• _EXERCISE AIM_: Reproduce the data in full, exactly as it appears.

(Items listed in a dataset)
╭──

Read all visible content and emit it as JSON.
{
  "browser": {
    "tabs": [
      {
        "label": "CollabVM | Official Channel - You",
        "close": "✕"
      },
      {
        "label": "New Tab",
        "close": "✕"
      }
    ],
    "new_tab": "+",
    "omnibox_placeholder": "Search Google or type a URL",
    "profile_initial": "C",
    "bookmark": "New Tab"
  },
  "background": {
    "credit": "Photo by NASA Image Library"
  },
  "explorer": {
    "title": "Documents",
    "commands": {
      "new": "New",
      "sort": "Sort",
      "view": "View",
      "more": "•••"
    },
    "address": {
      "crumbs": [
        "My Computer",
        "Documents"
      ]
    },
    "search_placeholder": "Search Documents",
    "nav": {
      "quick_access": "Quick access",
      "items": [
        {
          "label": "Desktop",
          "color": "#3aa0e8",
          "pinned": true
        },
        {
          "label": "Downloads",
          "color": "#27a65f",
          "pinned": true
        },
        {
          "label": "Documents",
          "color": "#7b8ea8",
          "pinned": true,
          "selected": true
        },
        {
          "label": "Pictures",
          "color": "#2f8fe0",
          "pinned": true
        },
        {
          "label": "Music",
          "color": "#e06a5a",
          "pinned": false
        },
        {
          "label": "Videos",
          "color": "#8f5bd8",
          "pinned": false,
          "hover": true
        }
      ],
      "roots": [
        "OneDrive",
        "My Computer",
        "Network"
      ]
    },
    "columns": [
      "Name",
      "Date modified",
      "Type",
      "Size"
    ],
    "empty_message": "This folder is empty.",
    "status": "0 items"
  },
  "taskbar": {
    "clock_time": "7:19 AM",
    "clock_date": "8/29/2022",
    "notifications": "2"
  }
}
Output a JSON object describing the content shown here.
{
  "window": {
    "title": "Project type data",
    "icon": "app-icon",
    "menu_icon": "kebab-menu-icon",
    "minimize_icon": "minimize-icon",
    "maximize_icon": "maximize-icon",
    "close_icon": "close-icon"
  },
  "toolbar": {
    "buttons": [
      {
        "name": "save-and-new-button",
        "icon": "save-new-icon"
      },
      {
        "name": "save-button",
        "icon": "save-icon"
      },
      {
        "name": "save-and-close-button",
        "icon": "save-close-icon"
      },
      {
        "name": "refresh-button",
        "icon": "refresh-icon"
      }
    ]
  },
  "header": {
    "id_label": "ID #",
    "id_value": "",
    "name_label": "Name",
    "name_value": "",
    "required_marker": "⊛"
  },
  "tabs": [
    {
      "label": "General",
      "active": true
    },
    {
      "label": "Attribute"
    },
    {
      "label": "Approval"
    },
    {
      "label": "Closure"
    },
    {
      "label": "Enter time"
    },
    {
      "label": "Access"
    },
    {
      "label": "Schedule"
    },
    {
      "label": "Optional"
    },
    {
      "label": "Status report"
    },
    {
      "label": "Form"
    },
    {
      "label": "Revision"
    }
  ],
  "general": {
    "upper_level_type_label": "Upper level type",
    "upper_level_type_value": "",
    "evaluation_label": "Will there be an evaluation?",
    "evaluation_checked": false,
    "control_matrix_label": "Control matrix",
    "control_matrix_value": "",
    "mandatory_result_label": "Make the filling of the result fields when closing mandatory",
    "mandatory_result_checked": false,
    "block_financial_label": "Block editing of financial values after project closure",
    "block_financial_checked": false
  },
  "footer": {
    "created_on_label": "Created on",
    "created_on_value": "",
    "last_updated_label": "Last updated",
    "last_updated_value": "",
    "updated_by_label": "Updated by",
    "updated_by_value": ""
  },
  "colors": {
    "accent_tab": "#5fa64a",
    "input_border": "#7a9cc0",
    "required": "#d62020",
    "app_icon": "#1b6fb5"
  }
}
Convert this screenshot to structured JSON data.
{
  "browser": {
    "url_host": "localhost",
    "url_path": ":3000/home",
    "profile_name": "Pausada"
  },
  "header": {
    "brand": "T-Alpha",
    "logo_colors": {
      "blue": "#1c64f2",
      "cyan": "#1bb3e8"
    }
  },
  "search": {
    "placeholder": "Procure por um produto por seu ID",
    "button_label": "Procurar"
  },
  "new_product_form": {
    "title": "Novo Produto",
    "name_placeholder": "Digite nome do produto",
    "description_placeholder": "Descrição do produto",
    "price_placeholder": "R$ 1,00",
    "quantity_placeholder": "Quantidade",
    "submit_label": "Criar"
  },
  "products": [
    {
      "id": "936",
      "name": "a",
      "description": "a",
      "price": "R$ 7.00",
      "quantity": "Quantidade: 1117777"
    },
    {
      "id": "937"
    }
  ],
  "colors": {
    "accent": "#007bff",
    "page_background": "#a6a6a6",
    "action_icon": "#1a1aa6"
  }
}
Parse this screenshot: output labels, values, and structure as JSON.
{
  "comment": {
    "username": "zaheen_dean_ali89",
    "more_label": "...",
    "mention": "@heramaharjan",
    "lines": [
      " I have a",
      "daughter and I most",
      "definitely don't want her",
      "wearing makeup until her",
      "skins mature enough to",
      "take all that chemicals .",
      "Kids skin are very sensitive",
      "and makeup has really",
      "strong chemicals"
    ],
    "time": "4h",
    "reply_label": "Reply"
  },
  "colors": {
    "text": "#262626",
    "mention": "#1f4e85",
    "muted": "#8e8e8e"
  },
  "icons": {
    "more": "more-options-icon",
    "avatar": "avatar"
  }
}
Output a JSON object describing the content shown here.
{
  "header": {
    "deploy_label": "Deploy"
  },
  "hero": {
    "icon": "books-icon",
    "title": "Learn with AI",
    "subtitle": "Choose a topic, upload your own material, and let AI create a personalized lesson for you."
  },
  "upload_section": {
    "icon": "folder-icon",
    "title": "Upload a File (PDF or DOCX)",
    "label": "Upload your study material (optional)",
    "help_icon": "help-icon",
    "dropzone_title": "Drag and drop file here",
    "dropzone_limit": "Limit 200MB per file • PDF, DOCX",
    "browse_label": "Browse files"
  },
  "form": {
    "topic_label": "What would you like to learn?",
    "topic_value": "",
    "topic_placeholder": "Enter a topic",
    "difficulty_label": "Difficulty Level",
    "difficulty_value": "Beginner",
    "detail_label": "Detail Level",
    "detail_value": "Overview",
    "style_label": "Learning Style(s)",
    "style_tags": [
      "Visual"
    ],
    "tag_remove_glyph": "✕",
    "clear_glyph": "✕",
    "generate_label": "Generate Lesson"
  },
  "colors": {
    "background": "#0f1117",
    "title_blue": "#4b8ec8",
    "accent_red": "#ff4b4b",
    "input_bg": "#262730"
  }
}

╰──

• _OUTPUT OF THE EXERCISE_:
Read all visible content and emit it as JSON.
{
  "browser": {
    "tabs": [
      {
        "label": "CollabVM | Official Channel - You",
        "close": "✕"
      },
      {
        "label": "New Tab",
        "close": "✕"
      }
    ],
    "new_tab": "+",
    "omnibox_placeholder": "Search Google or type a URL",
    "profile_initial": "C",
    "bookmark": "New Tab"
  },
  "background": {
    "credit": "Photo by NASA Image Library"
  },
  "explorer": {
    "title": "Documents",
    "commands": {
      "new": "New",
      "sort": "Sort",
      "view": "View",
      "more": "•••"
    },
    "address": {
      "crumbs": [
        "My Computer",
        "Documents"
      ]
    },
    "search_placeholder": "Search Documents",
    "nav": {
      "quick_access": "Quick access",
      "items": [
        {
          "label": "Desktop",
          "color": "#3aa0e8",
          "pinned": true
        },
        {
          "label": "Downloads",
          "color": "#27a65f",
          "pinned": true
        },
        {
          "label": "Documents",
          "color": "#7b8ea8",
          "pinned": true,
          "selected": true
        },
        {
          "label": "Pictures",
          "color": "#2f8fe0",
          "pinned": true
        },
        {
          "label": "Music",
          "color": "#e06a5a",
          "pinned": false
        },
        {
          "label": "Videos",
          "color": "#8f5bd8",
          "pinned": false,
          "hover": true
        }
      ],
      "roots": [
        "OneDrive",
        "My Computer",
        "Network"
      ]
    },
    "columns": [
      "Name",
      "Date modified",
      "Type",
      "Size"
    ],
    "empty_message": "This folder is empty.",
    "status": "0 items"
  },
  "taskbar": {
    "clock_time": "7:19 AM",
    "clock_date": "8/29/2022",
    "notifications": "2"
  }
}
Output a JSON object describing the content shown here.
{
  "window": {
    "title": "Project type data",
    "icon": "app-icon",
    "menu_icon": "kebab-menu-icon",
    "minimize_icon": "minimize-icon",
    "maximize_icon": "maximize-icon",
    "close_icon": "close-icon"
  },
  "toolbar": {
    "buttons": [
      {
        "name": "save-and-new-button",
        "icon": "save-new-icon"
      },
      {
        "name": "save-button",
        "icon": "save-icon"
      },
      {
        "name": "save-and-close-button",
        "icon": "save-close-icon"
      },
      {
        "name": "refresh-button",
        "icon": "refresh-icon"
      }
    ]
  },
  "header": {
    "id_label": "ID #",
    "id_value": "",
    "name_label": "Name",
    "name_value": "",
    "required_marker": "⊛"
  },
  "tabs": [
    {
      "label": "General",
      "active": true
    },
    {
      "label": "Attribute"
    },
    {
      "label": "Approval"
    },
    {
      "label": "Closure"
    },
    {
      "label": "Enter time"
    },
    {
      "label": "Access"
    },
    {
      "label": "Schedule"
    },
    {
      "label": "Optional"
    },
    {
      "label": "Status report"
    },
    {
      "label": "Form"
    },
    {
      "label": "Revision"
    }
  ],
  "general": {
    "upper_level_type_label": "Upper level type",
    "upper_level_type_value": "",
    "evaluation_label": "Will there be an evaluation?",
    "evaluation_checked": false,
    "control_matrix_label": "Control matrix",
    "control_matrix_value": "",
    "mandatory_result_label": "Make the filling of the result fields when closing mandatory",
    "mandatory_result_checked": false,
    "block_financial_label": "Block editing of financial values after project closure",
    "block_financial_checked": false
  },
  "footer": {
    "created_on_label": "Created on",
    "created_on_value": "",
    "last_updated_label": "Last updated",
    "last_updated_value": "",
    "updated_by_label": "Updated by",
    "updated_by_value": ""
  },
  "colors": {
    "accent_tab": "#5fa64a",
    "input_border": "#7a9cc0",
    "required": "#d62020",
    "app_icon": "#1b6fb5"
  }
}
Convert this screenshot to structured JSON data.
{
  "browser": {
    "url_host": "localhost",
    "url_path": ":3000/home",
    "profile_name": "Pausada"
  },
  "header": {
    "brand": "T-Alpha",
    "logo_colors": {
      "blue": "#1c64f2",
      "cyan": "#1bb3e8"
    }
  },
  "search": {
    "placeholder": "Procure por um produto por seu ID",
    "button_label": "Procurar"
  },
  "new_product_form": {
    "title": "Novo Produto",
    "name_placeholder": "Digite nome do produto",
    "description_placeholder": "Descrição do produto",
    "price_placeholder": "R$ 1,00",
    "quantity_placeholder": "Quantidade",
    "submit_label": "Criar"
  },
  "products": [
    {
      "id": "936",
      "name": "a",
      "description": "a",
      "price": "R$ 7.00",
      "quantity": "Quantidade: 1117777"
    },
    {
      "id": "937"
    }
  ],
  "colors": {
    "accent": "#007bff",
    "page_background": "#a6a6a6",
    "action_icon": "#1a1aa6"
  }
}
Parse this screenshot: output labels, values, and structure as JSON.
{
  "comment": {
    "username": "zaheen_dean_ali89",
    "more_label": "...",
    "mention": "@heramaharjan",
    "lines": [
      " I have a",
      "daughter and I most",
      "definitely don't want her",
      "wearing makeup until her",
      "skins mature enough to",
      "take all that chemicals .",
      "Kids skin are very sensitive",
      "and makeup has really",
      "strong chemicals"
    ],
    "time": "4h",
    "reply_label": "Reply"
  },
  "colors": {
    "text": "#262626",
    "mention": "#1f4e85",
    "muted": "#8e8e8e"
  },
  "icons": {
    "more": "more-options-icon",
    "avatar": "avatar"
  }
}
Output a JSON object describing the content shown here.
{
  "header": {
    "deploy_label": "Deploy"
  },
  "hero": {
    "icon": "books-icon",
    "title": "Learn with AI",
    "subtitle": "Choose a topic, upload your own material, and let AI create a personalized lesson for you."
  },
  "upload_section": {
    "icon": "folder-icon",
    "title": "Upload a File (PDF or DOCX)",
    "label": "Upload your study material (optional)",
    "help_icon": "help-icon",
    "dropzone_title": "Drag and drop file here",
    "dropzone_limit": "Limit 200MB per file • PDF, DOCX",
    "browse_label": "Browse files"
  },
  "form": {
    "topic_label": "What would you like to learn?",
    "topic_value": "",
    "topic_placeholder": "Enter a topic",
    "difficulty_label": "Difficulty Level",
    "difficulty_value": "Beginner",
    "detail_label": "Detail Level",
    "detail_value": "Overview",
    "style_label": "Learning Style(s)",
    "style_tags": [
      "Visual"
    ],
    "tag_remove_glyph": "✕",
    "clear_glyph": "✕",
    "generate_label": "Generate Lesson"
  },
  "colors": {
    "background": "#0f1117",
    "title_blue": "#4b8ec8",
    "accent_red": "#ff4b4b",
    "input_bg": "#262730"
  }
}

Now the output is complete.